[Exercise objective]: Please report every line in the material below where the word "icon" is found.

<<<<

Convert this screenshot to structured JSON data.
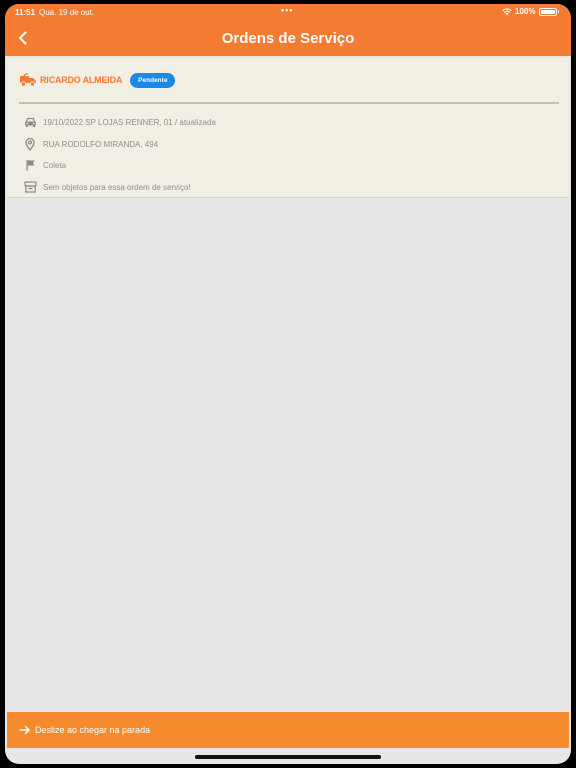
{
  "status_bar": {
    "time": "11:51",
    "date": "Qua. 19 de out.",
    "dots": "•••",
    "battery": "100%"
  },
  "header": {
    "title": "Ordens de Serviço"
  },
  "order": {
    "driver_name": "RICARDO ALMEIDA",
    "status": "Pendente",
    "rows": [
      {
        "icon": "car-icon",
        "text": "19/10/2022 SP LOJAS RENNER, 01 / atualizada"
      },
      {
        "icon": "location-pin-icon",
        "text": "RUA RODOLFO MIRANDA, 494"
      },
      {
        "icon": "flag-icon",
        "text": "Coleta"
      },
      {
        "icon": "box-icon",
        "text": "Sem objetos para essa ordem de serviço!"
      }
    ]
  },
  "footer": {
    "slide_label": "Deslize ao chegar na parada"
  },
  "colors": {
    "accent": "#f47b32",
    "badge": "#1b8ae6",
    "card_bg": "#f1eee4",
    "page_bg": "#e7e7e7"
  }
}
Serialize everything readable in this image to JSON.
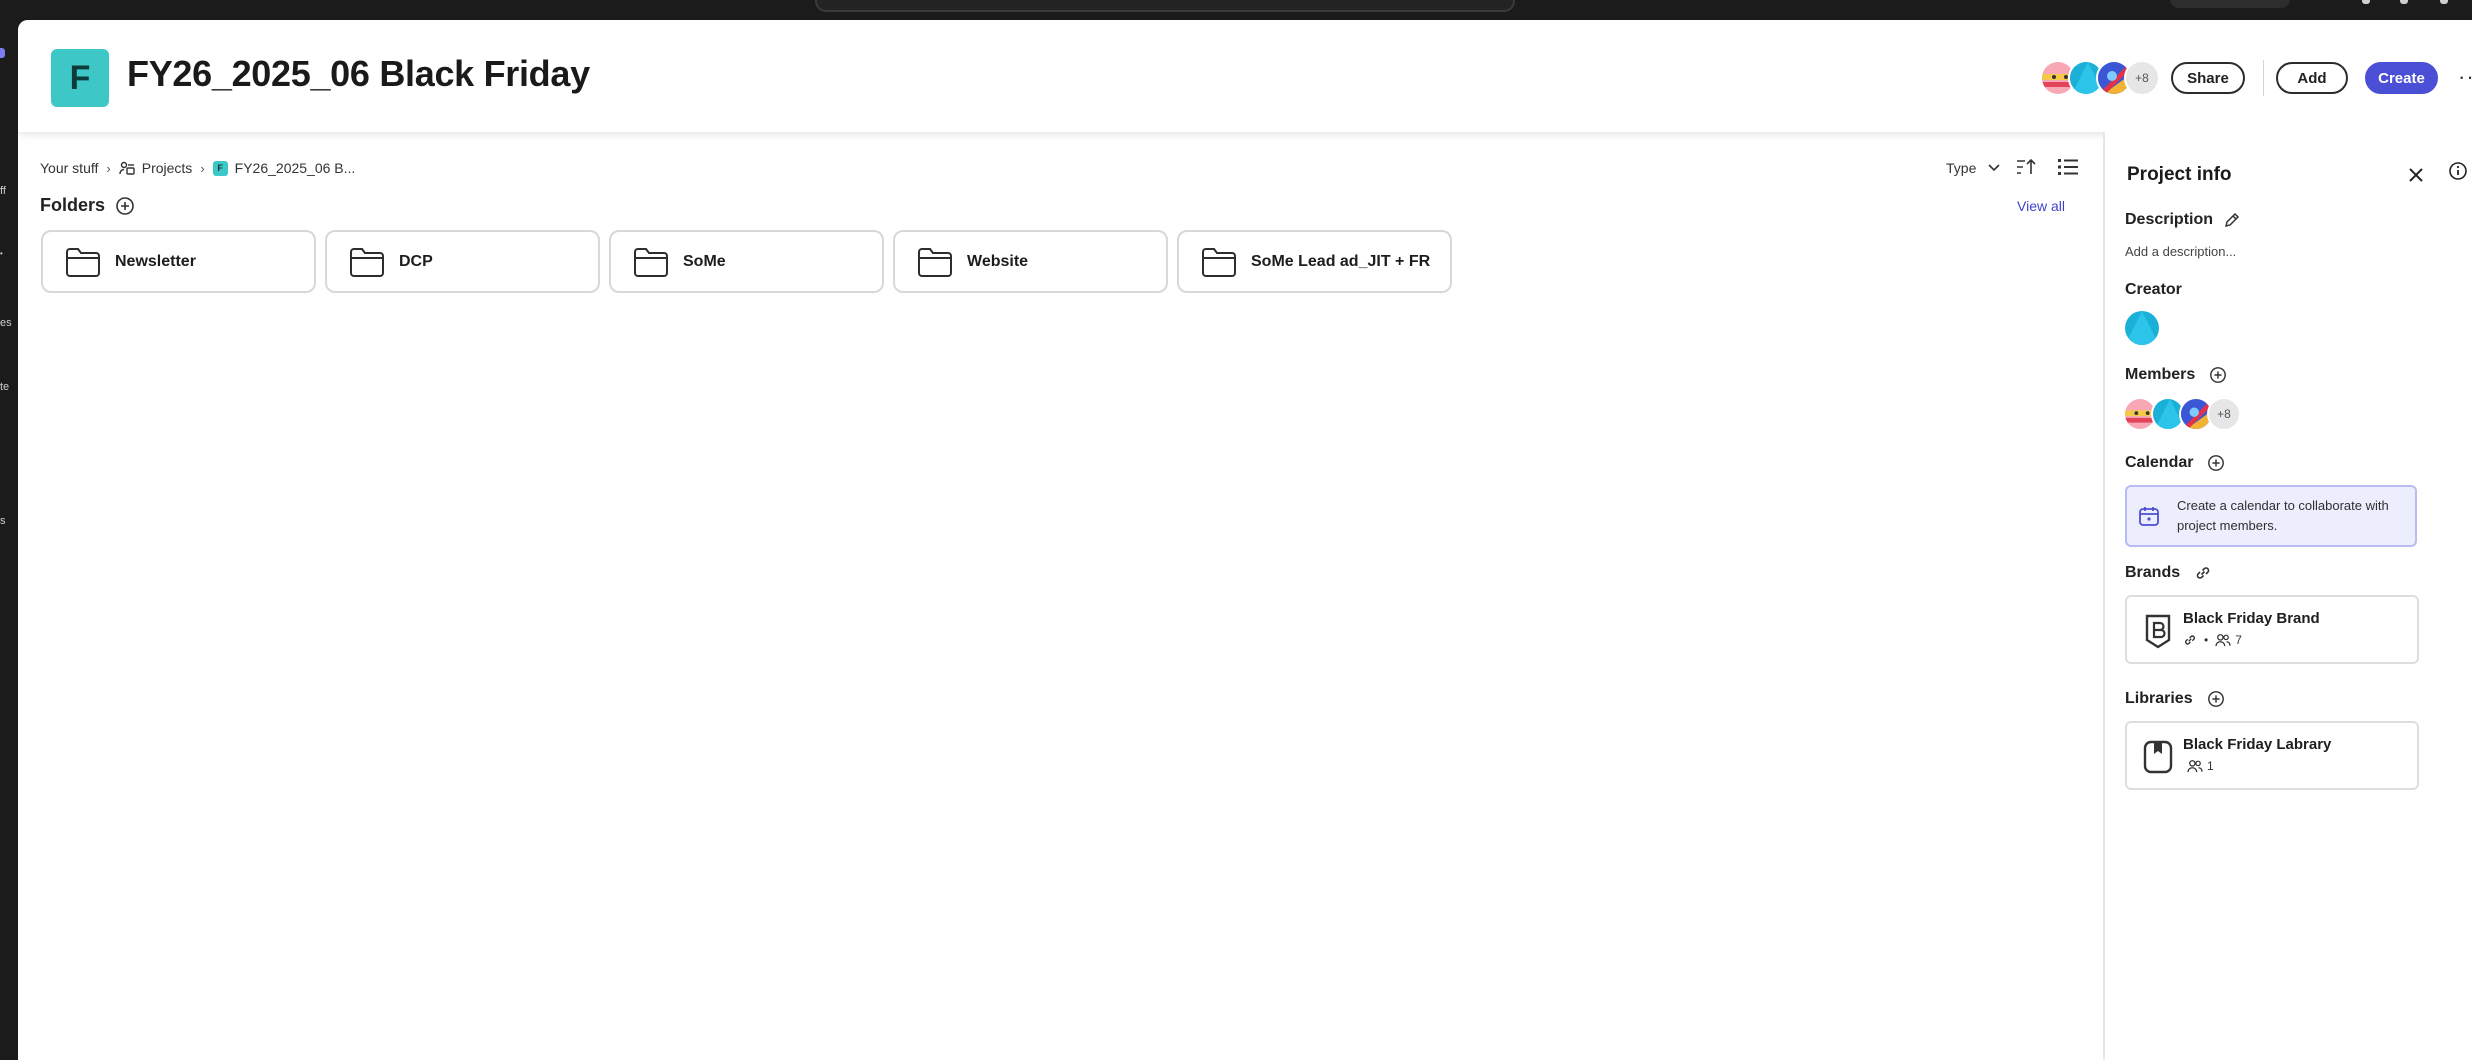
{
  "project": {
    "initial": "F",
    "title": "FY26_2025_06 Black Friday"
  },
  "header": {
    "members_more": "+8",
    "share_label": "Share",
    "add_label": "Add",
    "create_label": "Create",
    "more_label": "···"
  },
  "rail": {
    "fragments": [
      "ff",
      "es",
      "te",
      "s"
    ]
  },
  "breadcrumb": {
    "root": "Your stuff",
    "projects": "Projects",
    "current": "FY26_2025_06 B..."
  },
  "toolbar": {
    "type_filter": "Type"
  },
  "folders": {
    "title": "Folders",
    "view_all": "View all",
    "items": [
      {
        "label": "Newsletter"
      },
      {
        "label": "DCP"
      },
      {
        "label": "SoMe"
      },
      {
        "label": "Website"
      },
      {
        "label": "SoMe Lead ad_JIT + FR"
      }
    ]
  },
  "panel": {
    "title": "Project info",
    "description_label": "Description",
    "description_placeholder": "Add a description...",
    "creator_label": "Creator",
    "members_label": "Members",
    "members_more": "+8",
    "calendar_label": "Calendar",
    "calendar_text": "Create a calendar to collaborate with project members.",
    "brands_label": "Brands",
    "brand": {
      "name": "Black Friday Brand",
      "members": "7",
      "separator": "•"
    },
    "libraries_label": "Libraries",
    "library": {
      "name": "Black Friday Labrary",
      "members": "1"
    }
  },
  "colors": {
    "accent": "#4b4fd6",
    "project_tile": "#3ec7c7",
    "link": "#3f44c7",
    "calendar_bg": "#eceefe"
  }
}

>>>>

[Answer]:
        "icon": "car-icon",
        "icon": "location-pin-icon",
        "icon": "flag-icon",
        "icon": "box-icon",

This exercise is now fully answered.